- Materials needed for safe and easy collection, like gloves, drop-cloths, tables, or collection bins
Tip: Offer a simple group prize like a homemade trophy or a specially decorated recycling bin to the classroom or department that collects the most recyclables during the drive.
Additional Recycling Collection Drive Resources
Scroll down for additional resources, including:
- Recycling Event Invitation (Color It In)
- Recycling Event Invitation (Full Color)
- Collection Drive Invitation
- Collection Drive Banner
- Event Invitation Email to Staff
- Event Invitation Email to Parents
Tips For Engaging Local Media
In addition to invitations and email blasts to staff, students, parents and community members, it’s always a good idea to let the community know about the recycling drive by placing an event listing in your local newspapers, newsletters or bulletins.
Along with basic information about the drive, you can also include a photo of students recycling or your school logo.
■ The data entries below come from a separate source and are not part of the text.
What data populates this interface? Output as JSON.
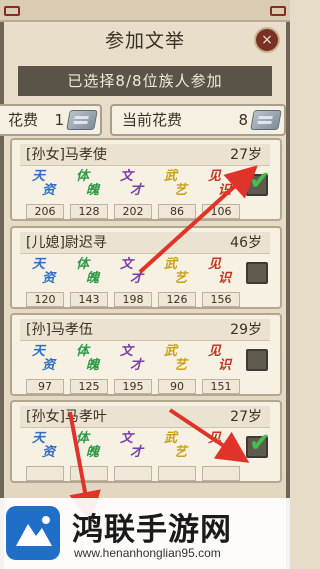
{
  "dialog": {
    "title": "参加文举",
    "selected_text": "已选择8/8位族人参加",
    "close_label": "×"
  },
  "costs": {
    "left_label": "花费",
    "left_value": "1",
    "right_label": "当前花费",
    "right_value": "8"
  },
  "stat_labels": [
    {
      "g1": "天",
      "g2": "资"
    },
    {
      "g1": "体",
      "g2": "魄"
    },
    {
      "g1": "文",
      "g2": "才"
    },
    {
      "g1": "武",
      "g2": "艺"
    },
    {
      "g1": "见",
      "g2": "识"
    }
  ],
  "members": [
    {
      "name": "[孙女]马孝使",
      "age": "27岁",
      "stats": [
        "206",
        "128",
        "202",
        "86",
        "106"
      ],
      "checked": true
    },
    {
      "name": "[儿媳]尉迟寻",
      "age": "46岁",
      "stats": [
        "120",
        "143",
        "198",
        "126",
        "156"
      ],
      "checked": false
    },
    {
      "name": "[孙]马孝伍",
      "age": "29岁",
      "stats": [
        "97",
        "125",
        "195",
        "90",
        "151"
      ],
      "checked": false
    },
    {
      "name": "[孙女]马孝叶",
      "age": "27岁",
      "stats": [
        "",
        "",
        "",
        "",
        ""
      ],
      "checked": true
    }
  ],
  "watermark": {
    "title": "鸿联手游网",
    "url": "www.henanhonglian95.com"
  },
  "colors": {
    "frame": "#6e6657",
    "header_bar": "#5a5448",
    "check_green": "#43c04a",
    "arrow_red": "#e0332a"
  }
}
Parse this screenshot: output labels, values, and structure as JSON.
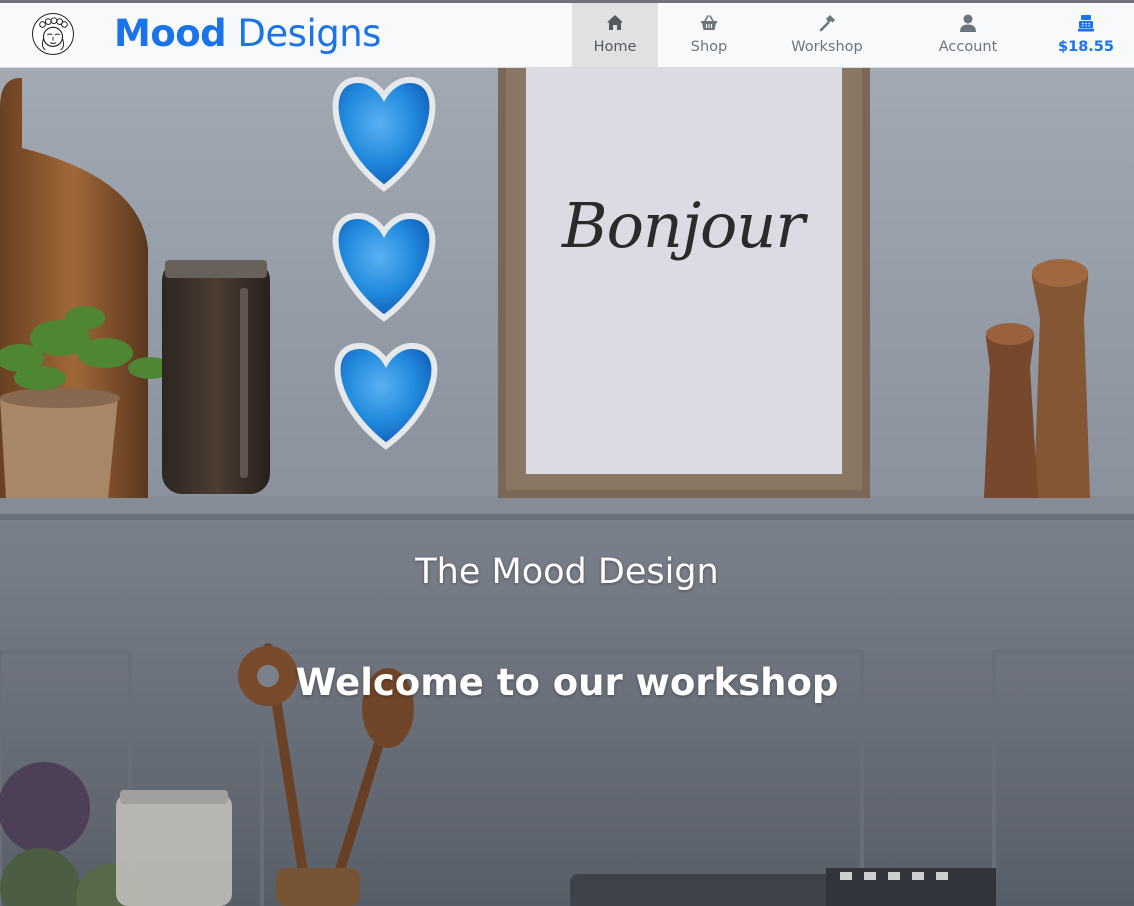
{
  "brand": {
    "name_bold": "Mood",
    "name_rest": "Designs",
    "logo_icon": "face-logo-icon"
  },
  "nav": {
    "items": [
      {
        "label": "Home",
        "icon": "home-icon",
        "active": true
      },
      {
        "label": "Shop",
        "icon": "basket-icon",
        "active": false
      },
      {
        "label": "Workshop",
        "icon": "hammer-icon",
        "active": false
      },
      {
        "label": "Account",
        "icon": "user-icon",
        "active": false
      }
    ],
    "cart": {
      "label": "$18.55",
      "icon": "cash-register-icon"
    }
  },
  "hero": {
    "title": "The Mood Design",
    "subtitle": "Welcome to our workshop",
    "frame_text": "Bonjour"
  },
  "colors": {
    "brand_blue": "#1a73e8",
    "nav_text": "#6c757d",
    "nav_active_bg": "#dfe1e3",
    "wall": "#9aa1ab",
    "heart_blue": "#1e90e8"
  }
}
Use these guidelines to help you create an event listing, and make sure to include this important information:
- The host of the drive
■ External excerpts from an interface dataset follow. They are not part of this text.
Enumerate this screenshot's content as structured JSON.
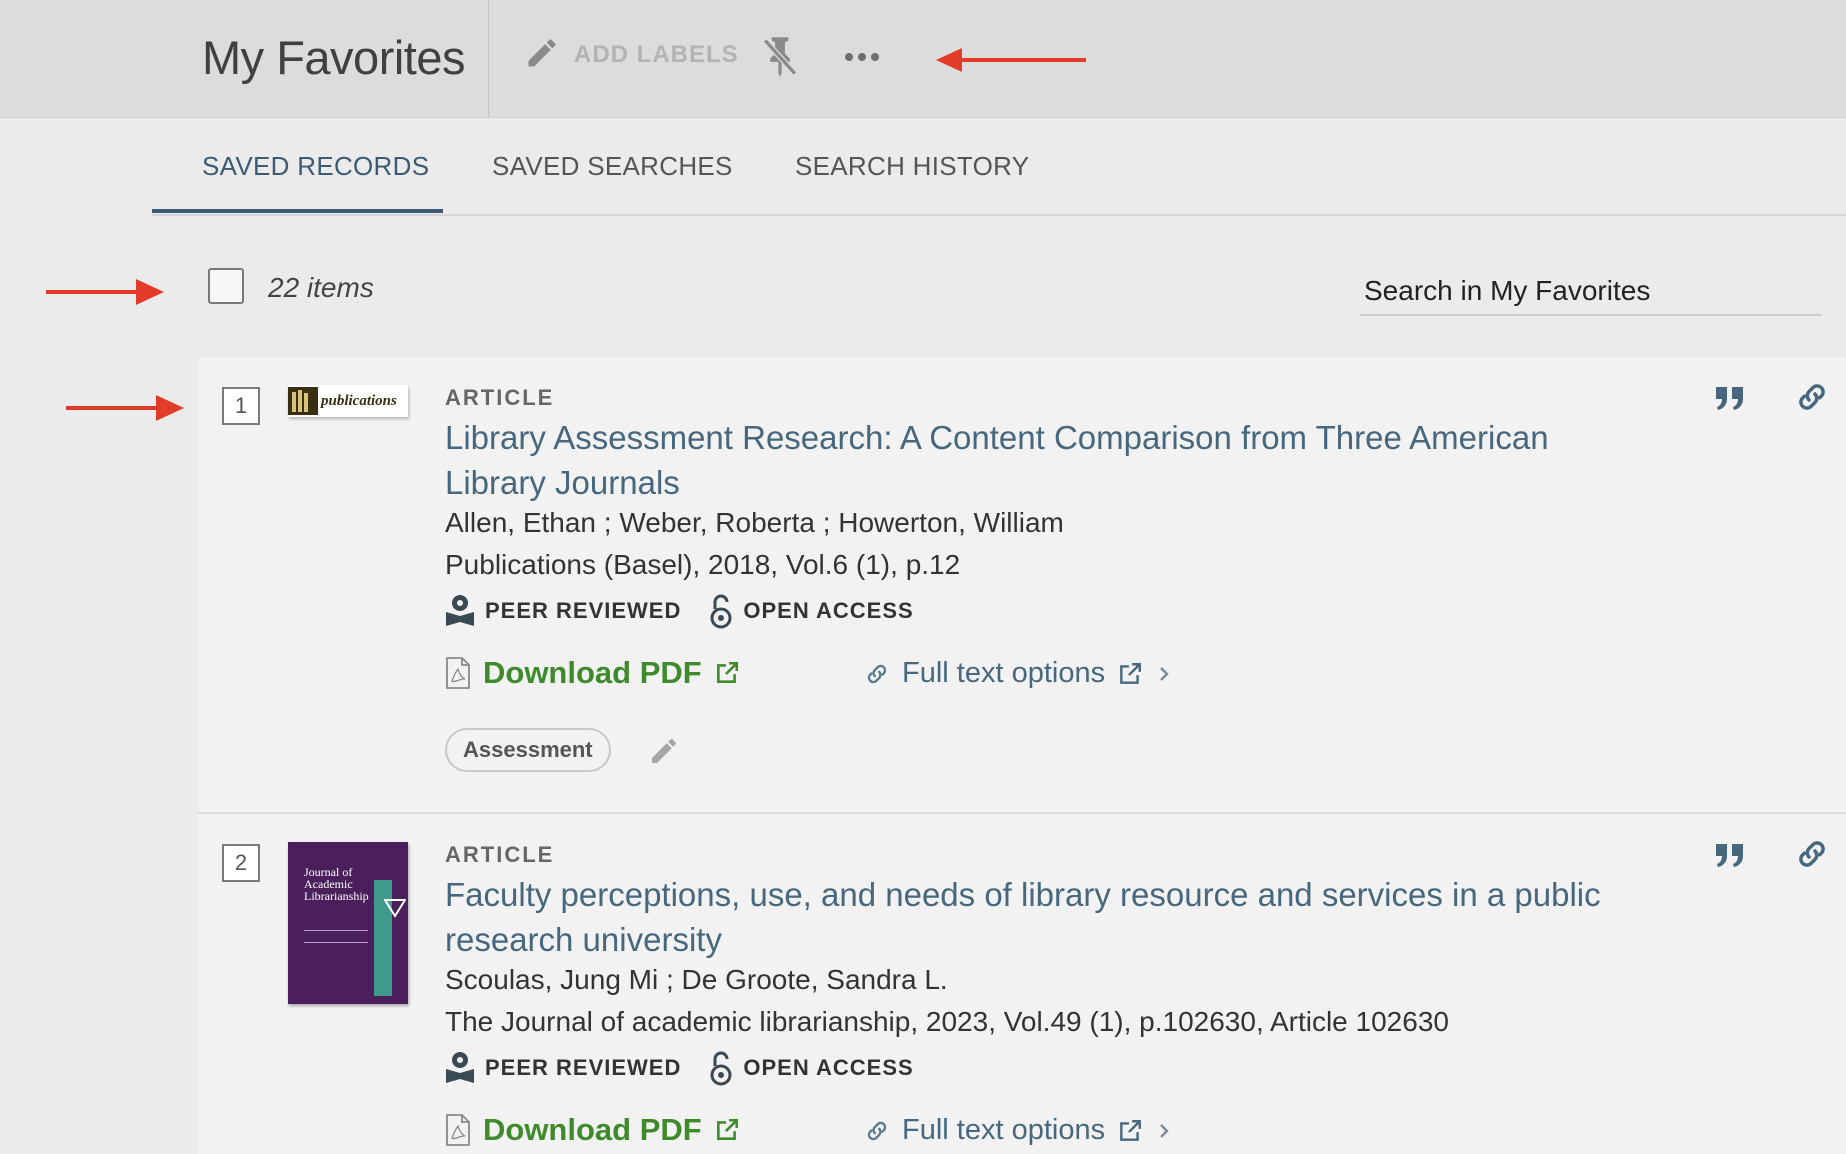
{
  "header": {
    "title": "My Favorites",
    "add_labels": "ADD LABELS",
    "icons": [
      "pencil-icon",
      "unpin-icon",
      "more-icon"
    ]
  },
  "tabs": [
    {
      "label": "SAVED RECORDS",
      "active": true
    },
    {
      "label": "SAVED SEARCHES",
      "active": false
    },
    {
      "label": "SEARCH HISTORY",
      "active": false
    }
  ],
  "toolbar": {
    "items_count": "22 items",
    "search_placeholder": "Search in My Favorites"
  },
  "colors": {
    "accent": "#3d5a74",
    "title_link": "#46677d",
    "download_green": "#3f8b2c",
    "annotation_arrow": "#e23b2a"
  },
  "records": [
    {
      "index": "1",
      "thumbnail_text": "publications",
      "type": "ARTICLE",
      "title_line1": "Library Assessment Research: A Content Comparison from Three American",
      "title_line2": "Library Journals",
      "authors": "Allen, Ethan ; Weber, Roberta ; Howerton, William",
      "source": "Publications (Basel), 2018, Vol.6 (1), p.12",
      "badges": [
        "PEER REVIEWED",
        "OPEN ACCESS"
      ],
      "download": "Download PDF",
      "fulltext": "Full text options",
      "label": "Assessment"
    },
    {
      "index": "2",
      "thumbnail_text": "Journal of Academic Librarianship",
      "type": "ARTICLE",
      "title_line1": "Faculty perceptions, use, and needs of library resource and services in a public",
      "title_line2": "research university",
      "authors": "Scoulas, Jung Mi ; De Groote, Sandra L.",
      "source": "The Journal of academic librarianship, 2023, Vol.49 (1), p.102630, Article 102630",
      "badges": [
        "PEER REVIEWED",
        "OPEN ACCESS"
      ],
      "download": "Download PDF",
      "fulltext": "Full text options"
    }
  ]
}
- The date and time of the drive
- Where the drive is being held
- What kind of recyclables attendees should bring
- Any special activities you’ll be holding during the drive
Engage With Your Audience
Target the reporter and build a relationship
Who do you get your community news from? Look at stories about recycling, schools and your community, and see who is covering these topics. Find contact information through media outlets’ websites or social media channels.
Keep emails succinct
Reporters receive a lot of emails each day, so keep your email straight-forward and to the point. Email subject lines are important to get the reporters’ attention right away and entice them to open.
Persistence is key
If you send an email to a reporter and haven’t heard back, feel free to politely follow up with them in the next 24-48 hours. Sometimes it doesn’t hurt to pick up the phone if it’s a timely story. When a reporter gets back to you, be prepared to share more information, details and image or video assets if requested.
Expectations and coverage
Members of the media are busy keeping up with the news cycle. Just because you do not hear back right away does not mean they’re not interested in future opportunities. If media are interested in reporting on your story, ask about the expected air or run date, and keep a lookout for the story! If you do secure media coverage, or have any questions, please email firstname.lastname@example.org.
There are a few communication guidelines to keep in mind when talking about PepsiCo Recycling and Recycle Rally externally.
- Say “PepsiCo,” NOT “Pepsi”
- Say “Recycle Rally,” NOT “Recycling Rally”
- Mention Recycle Rally in ways that are authentic and natural based on your experience with the program
- If you share photos, please remove labels from packaging or turn the product in photos to not highlight brand names.
- Mentioning ANY product brand names (Company name, “PepsiCo” is okay, but please do not refer to the brand name “Pepsi”)
- Shaming those who do not recycle (say instead, “It’s never too late to start recycling”)
Recycling Collection Drive Guide
Recycling Event Invitation - Color It In
Save and print these school recycling event invitations and distribute them to students and families to invite them to participate.
Recycling Event Invitation - Full Color
Collection Drive Invitation
Collection Drive Banner
Print these pages and tape them together to create a large recycling collection drive banner for your school.
Collecton Drive Email to Staff
Use this free email template to invite staff to participate in your school's recycling collection drive. Just cut, paste, and send!
Collection Drive Email to Parents
Use this free email template to invite community members to participate in your school's recycling collection drive. Just cut, paste, and send!
Tips for Engaging Local Media
Curious about getting media coverage for your school recycling program? Check out these tips from Recycle Rally.